In The Breath of God by Guy Adams, published by Titan Books, a mysterious force is crushing to people to death — almost as if the very air itself were smushing them. So Holmes and his trusty amanuensis Watson are forced to travel to Scotland to consult the one man who can help them — Aleister Crowley. They also consult Psychic Doctor John Silence and demonologist Julian Karswell.” [via]

 

You may also be interested in checking out The Cadaver Synod: Esoteric Fiction and Fictional Esoterica for more fictional detectives or The Libri of Aleister Crowley for more mysterious forces.

The Slayer of Souls

You may be interested in “The Slayer of Souls” by Robert Chambers, an occult romance which includes, among other things, a fictional reference to the “Yezidee” or Yezidi.

The Yezidi are mentioned in various sources, not the least of which are in the works and life of Sir Richard Francis Burton, including The Kasîdah of Hâjî Abdû El-Yezdî [PDF], and in an unpublished section of Aleister Crowley’s introduction to the New Commentary to Liber Legis:

“Aiwaz is not (as I had supposed) a mere formula, like many angelic names, but is the true most ancient name of the God of the Yezidis, and thus returns to the highest Antiquity.
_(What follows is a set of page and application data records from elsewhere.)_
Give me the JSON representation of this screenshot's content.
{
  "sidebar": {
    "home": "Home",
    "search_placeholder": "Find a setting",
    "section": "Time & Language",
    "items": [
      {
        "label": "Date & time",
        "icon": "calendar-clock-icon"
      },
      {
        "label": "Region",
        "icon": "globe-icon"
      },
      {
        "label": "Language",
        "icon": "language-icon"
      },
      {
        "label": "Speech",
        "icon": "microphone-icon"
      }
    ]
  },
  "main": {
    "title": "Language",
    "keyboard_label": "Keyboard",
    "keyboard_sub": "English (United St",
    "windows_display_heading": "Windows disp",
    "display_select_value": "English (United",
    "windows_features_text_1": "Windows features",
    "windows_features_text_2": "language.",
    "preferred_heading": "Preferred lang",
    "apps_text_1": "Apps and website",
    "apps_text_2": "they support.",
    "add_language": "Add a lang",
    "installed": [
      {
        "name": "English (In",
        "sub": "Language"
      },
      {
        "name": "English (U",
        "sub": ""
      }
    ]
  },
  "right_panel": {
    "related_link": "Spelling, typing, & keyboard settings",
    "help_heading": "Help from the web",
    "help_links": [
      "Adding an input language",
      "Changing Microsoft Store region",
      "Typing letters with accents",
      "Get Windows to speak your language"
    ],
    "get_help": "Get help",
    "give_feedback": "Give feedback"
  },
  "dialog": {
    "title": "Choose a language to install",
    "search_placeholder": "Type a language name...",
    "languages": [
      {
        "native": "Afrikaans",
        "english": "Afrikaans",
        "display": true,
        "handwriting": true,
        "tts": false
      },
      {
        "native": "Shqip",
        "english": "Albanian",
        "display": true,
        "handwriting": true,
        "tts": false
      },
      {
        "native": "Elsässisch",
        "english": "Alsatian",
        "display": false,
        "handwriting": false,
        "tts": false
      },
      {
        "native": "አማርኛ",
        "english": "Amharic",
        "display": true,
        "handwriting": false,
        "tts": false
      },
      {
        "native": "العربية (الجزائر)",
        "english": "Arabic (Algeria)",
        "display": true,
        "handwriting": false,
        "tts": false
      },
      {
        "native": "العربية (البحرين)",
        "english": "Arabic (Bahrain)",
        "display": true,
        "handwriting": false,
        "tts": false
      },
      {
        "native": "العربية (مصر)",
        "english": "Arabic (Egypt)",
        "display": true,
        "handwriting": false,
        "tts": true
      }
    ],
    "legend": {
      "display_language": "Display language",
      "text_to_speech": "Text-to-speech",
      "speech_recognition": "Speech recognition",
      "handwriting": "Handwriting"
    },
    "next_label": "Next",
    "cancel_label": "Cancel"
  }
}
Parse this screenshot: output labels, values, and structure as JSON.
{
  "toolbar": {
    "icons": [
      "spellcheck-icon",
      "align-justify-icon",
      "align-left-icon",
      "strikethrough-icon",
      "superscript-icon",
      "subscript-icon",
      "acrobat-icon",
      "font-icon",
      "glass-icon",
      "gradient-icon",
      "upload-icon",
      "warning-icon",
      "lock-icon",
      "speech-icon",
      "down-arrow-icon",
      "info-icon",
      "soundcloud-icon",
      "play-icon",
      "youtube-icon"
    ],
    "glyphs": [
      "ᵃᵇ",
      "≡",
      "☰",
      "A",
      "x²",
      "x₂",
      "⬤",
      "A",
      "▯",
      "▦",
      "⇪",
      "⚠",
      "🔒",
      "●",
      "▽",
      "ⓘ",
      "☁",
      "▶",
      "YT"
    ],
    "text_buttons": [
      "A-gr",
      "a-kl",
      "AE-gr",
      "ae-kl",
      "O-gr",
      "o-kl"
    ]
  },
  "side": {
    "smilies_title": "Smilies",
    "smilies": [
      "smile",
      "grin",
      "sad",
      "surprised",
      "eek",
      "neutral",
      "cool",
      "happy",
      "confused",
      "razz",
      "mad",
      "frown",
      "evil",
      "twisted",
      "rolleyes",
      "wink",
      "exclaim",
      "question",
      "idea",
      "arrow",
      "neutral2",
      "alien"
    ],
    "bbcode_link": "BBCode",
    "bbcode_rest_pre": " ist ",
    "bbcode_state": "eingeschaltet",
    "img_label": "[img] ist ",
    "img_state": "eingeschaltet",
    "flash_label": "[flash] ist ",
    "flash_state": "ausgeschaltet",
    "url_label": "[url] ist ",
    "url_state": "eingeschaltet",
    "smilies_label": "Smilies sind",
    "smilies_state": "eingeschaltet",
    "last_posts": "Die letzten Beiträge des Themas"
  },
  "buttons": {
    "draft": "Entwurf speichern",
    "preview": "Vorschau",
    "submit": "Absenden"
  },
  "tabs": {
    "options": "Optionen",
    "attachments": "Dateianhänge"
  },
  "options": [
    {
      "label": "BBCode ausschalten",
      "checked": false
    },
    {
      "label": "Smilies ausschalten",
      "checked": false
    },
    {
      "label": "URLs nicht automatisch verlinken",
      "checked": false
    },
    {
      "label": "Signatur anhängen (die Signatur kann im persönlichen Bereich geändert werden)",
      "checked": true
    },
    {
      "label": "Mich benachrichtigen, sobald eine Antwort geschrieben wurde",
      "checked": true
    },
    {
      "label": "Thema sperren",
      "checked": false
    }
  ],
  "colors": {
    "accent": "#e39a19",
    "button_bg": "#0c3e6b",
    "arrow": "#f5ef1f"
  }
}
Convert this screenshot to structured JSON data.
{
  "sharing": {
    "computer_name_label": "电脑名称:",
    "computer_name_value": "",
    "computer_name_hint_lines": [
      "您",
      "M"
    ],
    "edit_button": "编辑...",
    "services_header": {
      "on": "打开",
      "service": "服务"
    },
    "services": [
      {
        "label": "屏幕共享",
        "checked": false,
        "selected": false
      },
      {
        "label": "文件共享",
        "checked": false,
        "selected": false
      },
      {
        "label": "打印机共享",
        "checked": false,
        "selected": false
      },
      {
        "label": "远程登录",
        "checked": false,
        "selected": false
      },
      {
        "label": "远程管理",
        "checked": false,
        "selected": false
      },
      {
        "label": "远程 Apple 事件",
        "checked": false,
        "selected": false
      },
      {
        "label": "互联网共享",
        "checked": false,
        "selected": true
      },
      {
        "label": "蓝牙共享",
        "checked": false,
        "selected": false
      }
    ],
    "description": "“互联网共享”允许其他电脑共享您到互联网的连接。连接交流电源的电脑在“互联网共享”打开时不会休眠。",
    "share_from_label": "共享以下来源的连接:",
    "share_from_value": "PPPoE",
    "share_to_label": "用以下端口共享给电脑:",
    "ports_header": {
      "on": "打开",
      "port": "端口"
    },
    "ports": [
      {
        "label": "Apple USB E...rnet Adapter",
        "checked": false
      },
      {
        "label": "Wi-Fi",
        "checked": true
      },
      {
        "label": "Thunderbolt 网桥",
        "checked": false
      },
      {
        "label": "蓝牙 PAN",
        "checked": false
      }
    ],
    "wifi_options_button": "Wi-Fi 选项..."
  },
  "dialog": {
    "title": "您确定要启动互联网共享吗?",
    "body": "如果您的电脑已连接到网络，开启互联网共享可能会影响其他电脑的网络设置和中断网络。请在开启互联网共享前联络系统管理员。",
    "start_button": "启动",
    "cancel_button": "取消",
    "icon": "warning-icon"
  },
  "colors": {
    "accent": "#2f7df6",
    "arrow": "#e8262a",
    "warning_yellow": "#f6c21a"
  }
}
Our work is therefore historically authentic, the rediscovery of the Sumerian Tradition.” [via]

Although it’s not a direct reference, to that passage by Crowley, Hymeneaus Beta notes in the Editor’s Introduction of Magick: Book 4, Liber ABA the connection between this “God of the Yezidis”, as that likely was used to mean at that time, and Melek Ta’us, the peacock angel of the Yezidi. The connection is more certainly what Crowley meant because further on in that unpublished introduction to Liber Legis there is mention of “Aiwaz” meaning “Messenger”, which is one of the characteristics of Melek Ta’us.

One of the places that I’ve encountered the deity Melek Ta’us is as he appears within the Feri Tradition, and discussion can be found about that online of which one example is at Feri Tradition: FAQ. There’s a lot more about the Yezidi and Melek Ta’us (also transliterated variously as Tawûsê Melek, Malak Tawus, or Malik Taws, Melek Taus …) online.
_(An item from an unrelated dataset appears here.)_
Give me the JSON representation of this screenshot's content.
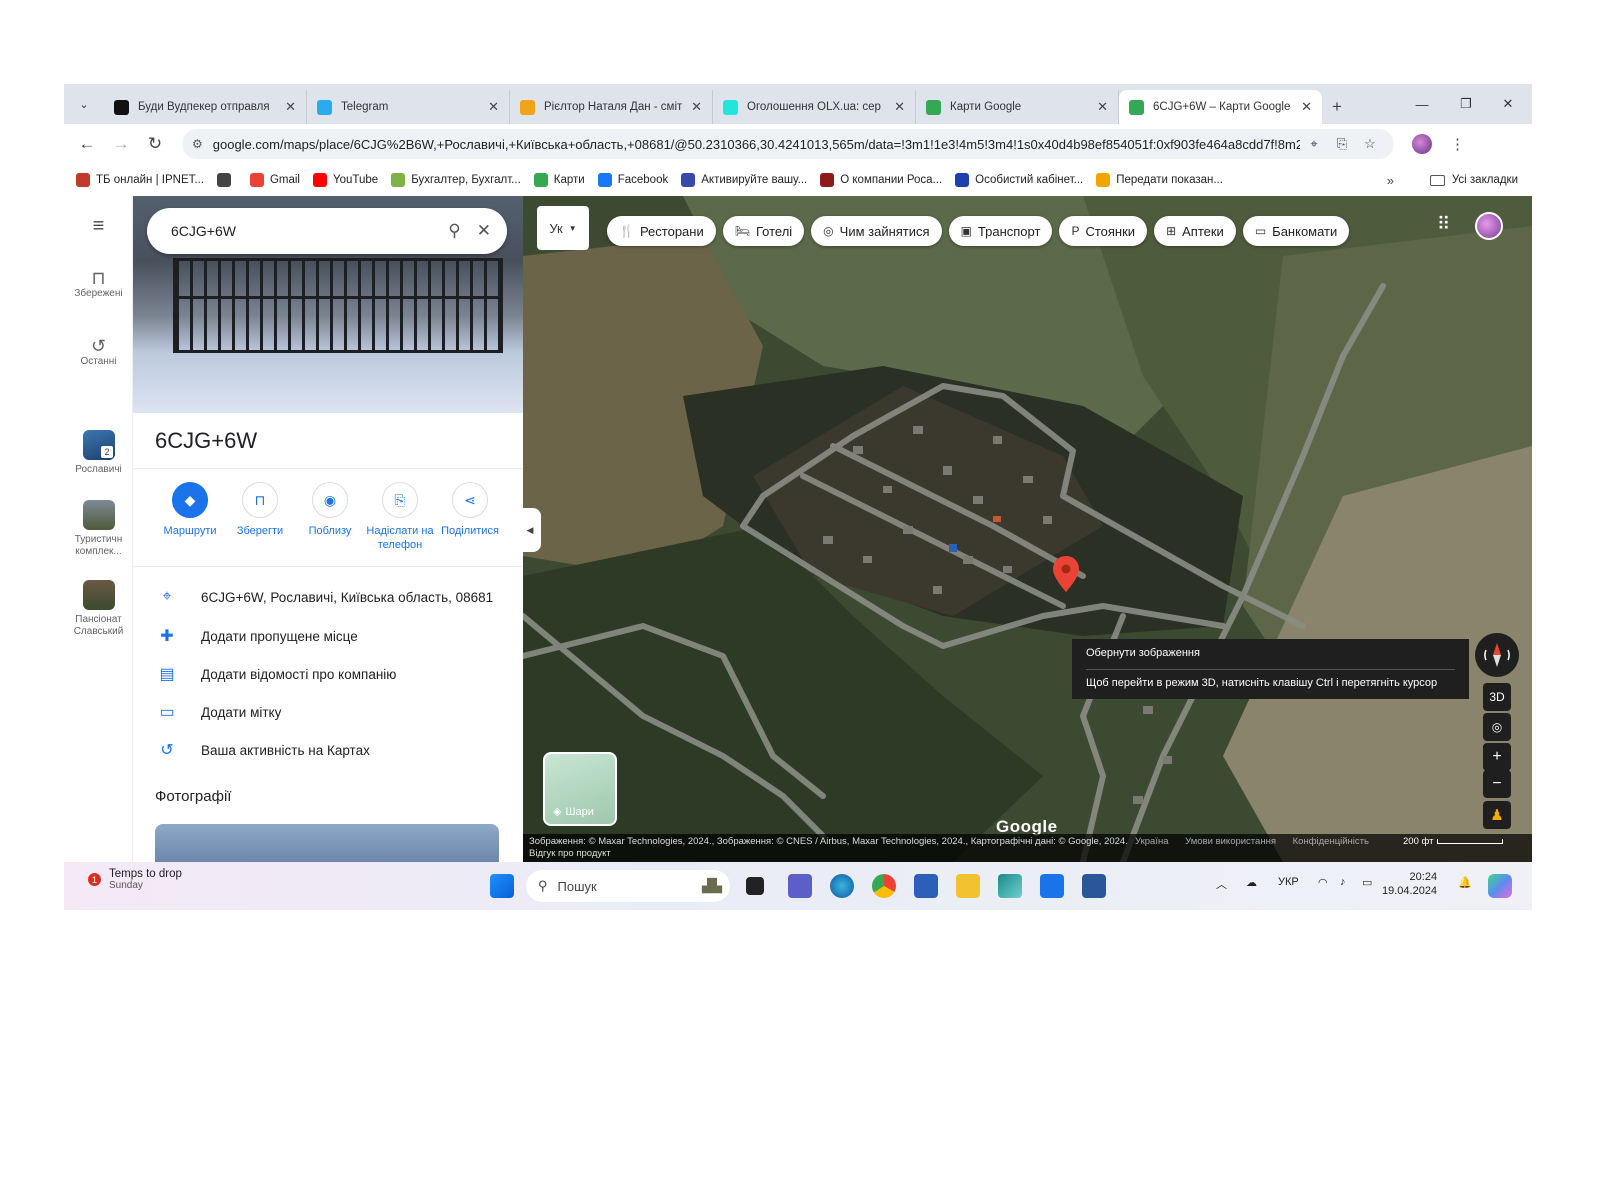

But, after that digression, back the the work of Chambers:

There’s an interesting review The Repairer of Reputations: The Slayer of Souls by Robert Chambers from pornokitch where they’ve been reading through Chambers’ works, trying to decide whether history has been just or unjust to Robert Chambers.

The Thing in the Attic

You may be interested in “Thing in the Attic” by James Blish which was recently added to Project Gutenberg.

“The reputation that they had given him, too, had helped to bring him to the end of the snap-spine tether. They had given weight to his words among others—weight enough to make him, at last, the arch-doubter, the man who leads the young into blasphemy, the man who questions the Book of Laws.

And they had probably helped to win him his passage on the Elevator to Hell.”

A new review of an old book with a character based on interviews with Crowley

A new review of an old book with a character based on interviews with Crowley at “Book Review: The Devil Rides Out

“Here we are in wonderful October Country, so how about a Gothic classic?Dennis Wheatley was once one of England’s most popular writers of adventure and espionage novels. Today, when he’s read at all, his occasional forays into the supernatural are what receive the most attention.”

“The novel begins when De Richleau, who knows pretty much everything as the plot requires it, discovers that his friend Simon Aron has fallen in with a wealthy Satanist society under the auspices of a ‘Mr.’ Mocata. The fleshy Mocata is a thinly veiled version of Aleister Crowley, whom Wheatley actually interviewed for the book.”